Lesson #1 Is Your Business Case Clear?

Hiring disabled young people makes good business sense. Studies show that people with disabilities (PwDs) are often more loyal, less likely to job hop, and can connect extremely well with customers - particularly disabled customers. Moreover, technological advances have removed many obstacles for disabled people in their aspirations to pursue careers of their choice.  And employment equity targets currently at 2% are likely to increase based on recently released 2011 census figures in South Africa showing the disabled population to be at 7.5%. This means that the demand for disabled candidates will increase across all employment sectors.

Our experience is that employers want to hire disabled candidates but simply don’t know how to source, assess, prepare and support them for success in the workplace. Slowly and steadily, we are learning in partnership with employers what it takes to reduce risk to deliver success. Three questions have emerged as key to ensure a successful integration of disabled employees:

  1. Do I have a disability integration strategy co-created by senior managers, and is there buy-in from line management?
  2. Are there any environmental, attitudinal or organizational barriers to integration?
  3. Have I honestly audited my reasons for embarking on this journey – is it a numbers game or is my long-term intention true diversity in the organization?

For example, recent placements of disabled candidates into the retail sector have taught us that while the strategic intent of executives is crucial, without operational line management buy-in the process stalls. Emerging best practice confirms the importance of preparing your teams before on-boarding disabled staff – by running sensitization courses and ensuring line-managers co-create the necessary job requirements to ensure they are relevant when implemented on the ground. Adapting the physical environment can be as simple as buying  a taller chair, or installing a piece of software on the employee’s PC.
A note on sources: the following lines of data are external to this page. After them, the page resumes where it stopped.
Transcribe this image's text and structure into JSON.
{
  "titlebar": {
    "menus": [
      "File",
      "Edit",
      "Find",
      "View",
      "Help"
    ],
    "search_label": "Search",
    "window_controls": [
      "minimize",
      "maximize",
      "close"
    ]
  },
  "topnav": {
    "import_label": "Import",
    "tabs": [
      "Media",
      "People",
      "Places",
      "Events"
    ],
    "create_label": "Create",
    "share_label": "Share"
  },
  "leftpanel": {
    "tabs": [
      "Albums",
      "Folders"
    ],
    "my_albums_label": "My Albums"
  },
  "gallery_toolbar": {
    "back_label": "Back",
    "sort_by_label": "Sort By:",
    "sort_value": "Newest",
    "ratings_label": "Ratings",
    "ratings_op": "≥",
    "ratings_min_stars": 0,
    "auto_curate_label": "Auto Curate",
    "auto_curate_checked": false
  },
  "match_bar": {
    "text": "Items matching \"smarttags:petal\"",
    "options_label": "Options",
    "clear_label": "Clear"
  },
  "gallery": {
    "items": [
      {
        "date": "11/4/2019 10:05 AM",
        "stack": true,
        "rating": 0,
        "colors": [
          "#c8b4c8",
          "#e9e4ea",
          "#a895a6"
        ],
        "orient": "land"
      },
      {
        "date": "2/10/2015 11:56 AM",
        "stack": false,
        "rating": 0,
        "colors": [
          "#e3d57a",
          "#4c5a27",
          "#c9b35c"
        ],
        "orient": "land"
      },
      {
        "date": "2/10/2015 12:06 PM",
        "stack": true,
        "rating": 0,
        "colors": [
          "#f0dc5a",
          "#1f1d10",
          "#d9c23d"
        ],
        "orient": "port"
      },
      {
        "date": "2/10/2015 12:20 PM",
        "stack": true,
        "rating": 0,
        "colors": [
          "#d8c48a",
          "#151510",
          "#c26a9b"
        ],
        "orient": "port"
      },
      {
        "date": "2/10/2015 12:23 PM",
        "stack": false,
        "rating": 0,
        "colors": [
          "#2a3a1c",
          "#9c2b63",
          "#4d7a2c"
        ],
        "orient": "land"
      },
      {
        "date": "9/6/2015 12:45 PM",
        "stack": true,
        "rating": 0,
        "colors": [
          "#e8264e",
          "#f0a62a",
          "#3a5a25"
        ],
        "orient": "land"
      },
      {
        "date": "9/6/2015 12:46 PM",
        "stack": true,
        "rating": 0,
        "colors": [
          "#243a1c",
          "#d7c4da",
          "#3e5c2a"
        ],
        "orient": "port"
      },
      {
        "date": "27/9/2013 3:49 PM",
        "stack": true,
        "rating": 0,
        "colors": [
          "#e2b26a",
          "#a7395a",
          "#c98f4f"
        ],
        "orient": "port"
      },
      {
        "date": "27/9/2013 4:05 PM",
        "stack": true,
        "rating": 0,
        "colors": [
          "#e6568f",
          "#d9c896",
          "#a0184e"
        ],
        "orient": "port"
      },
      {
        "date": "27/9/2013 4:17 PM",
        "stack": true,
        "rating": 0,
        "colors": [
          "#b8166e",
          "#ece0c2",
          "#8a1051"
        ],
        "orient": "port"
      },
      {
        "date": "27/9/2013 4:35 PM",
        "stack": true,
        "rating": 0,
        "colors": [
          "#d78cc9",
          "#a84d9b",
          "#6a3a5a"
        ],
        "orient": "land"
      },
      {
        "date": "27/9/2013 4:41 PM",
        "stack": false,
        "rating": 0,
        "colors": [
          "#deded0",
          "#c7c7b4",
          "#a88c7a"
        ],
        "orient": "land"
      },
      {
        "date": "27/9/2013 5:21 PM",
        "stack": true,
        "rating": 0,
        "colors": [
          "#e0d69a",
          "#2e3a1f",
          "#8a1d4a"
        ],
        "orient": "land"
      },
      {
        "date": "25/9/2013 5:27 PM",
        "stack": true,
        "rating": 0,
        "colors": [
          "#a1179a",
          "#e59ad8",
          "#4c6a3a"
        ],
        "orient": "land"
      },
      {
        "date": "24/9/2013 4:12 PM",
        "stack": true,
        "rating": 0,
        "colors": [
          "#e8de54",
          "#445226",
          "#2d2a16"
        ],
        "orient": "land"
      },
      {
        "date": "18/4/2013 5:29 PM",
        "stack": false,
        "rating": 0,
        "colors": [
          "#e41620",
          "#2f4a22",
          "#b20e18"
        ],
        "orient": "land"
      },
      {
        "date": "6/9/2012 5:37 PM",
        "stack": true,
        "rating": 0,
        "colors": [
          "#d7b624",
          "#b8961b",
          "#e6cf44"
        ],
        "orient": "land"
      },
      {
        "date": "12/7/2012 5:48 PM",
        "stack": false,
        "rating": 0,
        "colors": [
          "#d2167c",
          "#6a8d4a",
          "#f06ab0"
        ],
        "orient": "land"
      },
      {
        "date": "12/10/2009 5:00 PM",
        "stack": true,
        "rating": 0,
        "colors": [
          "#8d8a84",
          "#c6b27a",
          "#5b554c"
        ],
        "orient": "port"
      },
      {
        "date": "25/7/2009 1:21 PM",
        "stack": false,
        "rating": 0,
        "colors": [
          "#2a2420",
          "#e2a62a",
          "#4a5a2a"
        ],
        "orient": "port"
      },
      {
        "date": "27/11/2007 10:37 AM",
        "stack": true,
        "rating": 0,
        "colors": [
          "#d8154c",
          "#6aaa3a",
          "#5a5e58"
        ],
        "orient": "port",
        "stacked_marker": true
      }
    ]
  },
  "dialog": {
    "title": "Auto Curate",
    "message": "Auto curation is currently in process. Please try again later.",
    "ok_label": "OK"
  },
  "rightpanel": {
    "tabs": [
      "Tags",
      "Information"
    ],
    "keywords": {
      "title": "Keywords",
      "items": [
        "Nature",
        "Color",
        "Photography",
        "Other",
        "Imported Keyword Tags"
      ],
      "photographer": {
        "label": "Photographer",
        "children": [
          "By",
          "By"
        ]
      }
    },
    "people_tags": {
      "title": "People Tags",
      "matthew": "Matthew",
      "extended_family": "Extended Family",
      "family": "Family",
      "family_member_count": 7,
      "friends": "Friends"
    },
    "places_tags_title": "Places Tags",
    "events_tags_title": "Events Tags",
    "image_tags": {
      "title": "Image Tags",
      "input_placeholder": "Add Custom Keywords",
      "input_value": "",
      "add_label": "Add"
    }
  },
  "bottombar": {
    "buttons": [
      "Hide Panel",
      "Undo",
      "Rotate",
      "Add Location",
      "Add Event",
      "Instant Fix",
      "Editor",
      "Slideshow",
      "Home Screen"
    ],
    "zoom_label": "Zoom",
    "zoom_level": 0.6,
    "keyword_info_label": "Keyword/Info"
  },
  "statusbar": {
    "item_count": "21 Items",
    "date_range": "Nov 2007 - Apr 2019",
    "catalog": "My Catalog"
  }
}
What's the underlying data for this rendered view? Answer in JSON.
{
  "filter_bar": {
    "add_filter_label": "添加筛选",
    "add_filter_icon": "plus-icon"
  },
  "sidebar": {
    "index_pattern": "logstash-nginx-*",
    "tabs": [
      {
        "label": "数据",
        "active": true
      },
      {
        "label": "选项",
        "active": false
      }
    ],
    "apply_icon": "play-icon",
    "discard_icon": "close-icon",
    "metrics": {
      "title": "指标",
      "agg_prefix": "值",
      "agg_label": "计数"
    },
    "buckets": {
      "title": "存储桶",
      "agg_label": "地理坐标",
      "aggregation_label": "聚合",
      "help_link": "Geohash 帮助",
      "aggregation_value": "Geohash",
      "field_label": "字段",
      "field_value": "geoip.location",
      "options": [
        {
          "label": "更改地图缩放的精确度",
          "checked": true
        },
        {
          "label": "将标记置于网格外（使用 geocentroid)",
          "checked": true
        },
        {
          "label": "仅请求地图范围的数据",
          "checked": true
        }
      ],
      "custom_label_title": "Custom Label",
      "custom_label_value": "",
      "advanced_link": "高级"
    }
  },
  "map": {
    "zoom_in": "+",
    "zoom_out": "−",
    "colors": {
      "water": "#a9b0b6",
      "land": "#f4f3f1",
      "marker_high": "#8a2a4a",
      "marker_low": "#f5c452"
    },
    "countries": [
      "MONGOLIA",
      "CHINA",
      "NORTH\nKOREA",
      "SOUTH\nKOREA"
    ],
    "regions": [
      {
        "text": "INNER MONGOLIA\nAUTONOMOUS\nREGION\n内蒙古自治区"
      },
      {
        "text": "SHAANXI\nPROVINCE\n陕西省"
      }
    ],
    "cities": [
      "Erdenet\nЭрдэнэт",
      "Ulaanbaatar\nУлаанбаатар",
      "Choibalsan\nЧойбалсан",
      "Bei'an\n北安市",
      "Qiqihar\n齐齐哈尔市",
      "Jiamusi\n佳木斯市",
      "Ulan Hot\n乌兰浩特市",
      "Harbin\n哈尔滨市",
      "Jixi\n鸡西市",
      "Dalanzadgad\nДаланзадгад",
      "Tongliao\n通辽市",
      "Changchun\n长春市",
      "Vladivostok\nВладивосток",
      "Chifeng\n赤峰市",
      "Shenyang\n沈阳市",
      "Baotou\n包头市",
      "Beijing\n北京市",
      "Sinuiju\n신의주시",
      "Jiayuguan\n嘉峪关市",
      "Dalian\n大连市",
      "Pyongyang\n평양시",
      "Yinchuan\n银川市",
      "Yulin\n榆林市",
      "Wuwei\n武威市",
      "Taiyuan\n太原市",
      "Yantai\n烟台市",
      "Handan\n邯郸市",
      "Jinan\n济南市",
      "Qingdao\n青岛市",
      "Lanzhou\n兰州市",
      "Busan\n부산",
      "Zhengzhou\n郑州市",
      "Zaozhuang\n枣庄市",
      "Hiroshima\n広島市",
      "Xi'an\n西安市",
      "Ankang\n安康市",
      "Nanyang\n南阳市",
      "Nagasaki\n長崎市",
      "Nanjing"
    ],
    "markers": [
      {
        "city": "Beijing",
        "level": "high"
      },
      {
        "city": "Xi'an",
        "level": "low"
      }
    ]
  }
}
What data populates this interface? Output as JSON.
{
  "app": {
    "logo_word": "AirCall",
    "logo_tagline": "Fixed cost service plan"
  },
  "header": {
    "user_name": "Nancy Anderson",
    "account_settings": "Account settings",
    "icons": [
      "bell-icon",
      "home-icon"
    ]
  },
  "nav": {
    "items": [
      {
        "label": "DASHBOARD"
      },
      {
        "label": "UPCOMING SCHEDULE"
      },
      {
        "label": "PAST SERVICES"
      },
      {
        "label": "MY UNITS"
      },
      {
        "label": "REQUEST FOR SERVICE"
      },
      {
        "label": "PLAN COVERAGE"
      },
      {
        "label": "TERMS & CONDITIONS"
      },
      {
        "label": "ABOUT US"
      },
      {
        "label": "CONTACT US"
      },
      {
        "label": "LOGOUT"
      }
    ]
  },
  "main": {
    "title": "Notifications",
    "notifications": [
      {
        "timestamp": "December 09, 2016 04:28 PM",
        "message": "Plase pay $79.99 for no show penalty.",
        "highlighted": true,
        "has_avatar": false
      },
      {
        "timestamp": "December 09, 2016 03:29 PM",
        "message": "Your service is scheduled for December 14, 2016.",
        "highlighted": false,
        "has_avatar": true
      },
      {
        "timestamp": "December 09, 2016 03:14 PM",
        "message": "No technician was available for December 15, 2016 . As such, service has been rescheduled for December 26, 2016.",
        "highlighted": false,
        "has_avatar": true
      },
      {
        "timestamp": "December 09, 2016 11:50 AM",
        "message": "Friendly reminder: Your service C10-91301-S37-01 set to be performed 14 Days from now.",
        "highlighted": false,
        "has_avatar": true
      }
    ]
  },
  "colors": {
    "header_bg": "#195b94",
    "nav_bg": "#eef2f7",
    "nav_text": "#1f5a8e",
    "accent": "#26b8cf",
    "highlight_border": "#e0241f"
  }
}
Lesson #2 Preparing Disabled Young People for Work Takes Practice and Partnership

At Harambee, we have learned what many employers know: sourcing suitable disabled candidates is tough. We have found that building credibility and trust with the various organizations who work with disabled communities takes effort and investment, and is the only way to access large pools of candidates.  We have ensured that Harambee’s reputation for ethical practice and our brand-power is starting to open doors for us – something we must commit to carrying through in all our dealings with disabled candidates.

Young people with disabilities suffer the same blocks to employment as do all youth who are locked out of the formal economy – with the added obstacles of their physical, mental or medical conditions. This means that we have had to adapt our value chain to ensure we are appropriately accommodating those who apply. For example, our screening tools are designed for people with good vision, so visually impaired people struggle to complete our numeracy tests, or score very poorly. To get around this we’ve learned to adjust our screening measures so true potential can be seen, and invested in appropriate software to make our PC testing accessible. Additionally, we’ve widened educational requirements to include the 80% of PWDs that did not have access to grade 12 education in the South African schooling system.

Finally, we’ve learned that disabled youth have some incredible strengths. For example, being blind can help someone be great at connecting with customers on the telephone, while physically handicapped people are often good problem solvers with lots of resilience. Mentally handicapped candidates even are often preferred for roles such as shelf-packing and sorting, where attention to detail and affinity for repetitious tasks are desirable. Deaf candidates excel in noisy workplaces such as foundries and panel-beating shops.

Disability inclusion requires flexibility right through the value chain – but the reward for making these adjustments typically exceeds the initial the investment.

Lesson #3 Walking the Talk – Hiring at Harambee

Finally, we know that to properly support employers in their disability integration journey, we need to make that journey ourselves. Harambee is advised by disability integration experts who help ensure our screening, training and placement processes are sensitive to the full spectrum of needs our candidates and employer partners may have. They also offer support in preparing employers’ HR processes and staff readiness for PwD inclusion.

We continue to adapt Harambee’s sourcing processes to accommodate the full range of candidates; we have broadened the education and age criteria used in selection to increase our pool of disabled candidates; and we have developed a customized intake process with psychologists trained to administer it. 

This has led to successfully including PwDs on bridges in Johannesburg, Cape Town, Port Elizabeth and East London and facilitating their placement with employers.

A further step is Harambee’s commitment to recruiting disabled staff into our team. We have exceeded the 2.5% employment equity target and intend to keep growing. A key investment was disability integration training and sensitization across all of our teams across the country with specialized training for our core team dealing with PwDs.

And we have learned what many in this field already know: that ensuring that disabled people are part of our teams and bridges is a great way to teach us all about diversity.

That makes our staff and candidates better able to relate to people different from themselves in the workplace. 

“Employers have recognized for some time that it's smart business to have a diverse workforce - one in which many views are represented and everyone's talents are valued. Well, disability is a part of diversity.” - Thomas Perez.